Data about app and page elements
= = =

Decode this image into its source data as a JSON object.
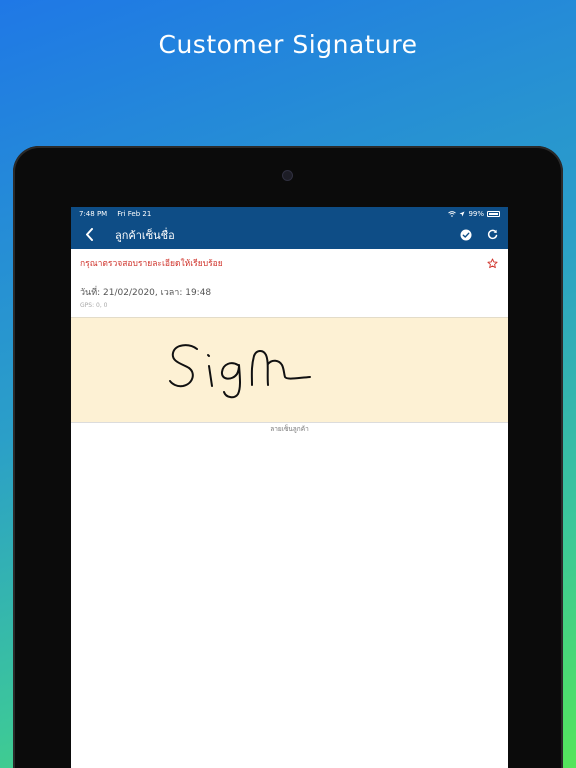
{
  "promo": {
    "title": "Customer Signature"
  },
  "status_bar": {
    "time": "7:48 PM",
    "date": "Fri Feb 21",
    "battery": "99%"
  },
  "nav": {
    "title": "ลูกค้าเซ็นชื่อ",
    "back_icon": "chevron-left-icon",
    "confirm_icon": "check-circle-icon",
    "refresh_icon": "refresh-icon"
  },
  "form": {
    "warning": "กรุณาตรวจสอบรายละเอียดให้เรียบร้อย",
    "datetime": "วันที่: 21/02/2020, เวลา: 19:48",
    "gps": "GPS: 0, 0",
    "signature_caption": "ลายเซ็นลูกค้า"
  },
  "colors": {
    "nav_bg": "#0e4d86",
    "warning": "#d0342c",
    "pad_bg": "#fdf1d4"
  }
}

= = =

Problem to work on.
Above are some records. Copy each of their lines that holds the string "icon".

Expected answer.
    "back_icon": "chevron-left-icon",
    "confirm_icon": "check-circle-icon",
    "refresh_icon": "refresh-icon"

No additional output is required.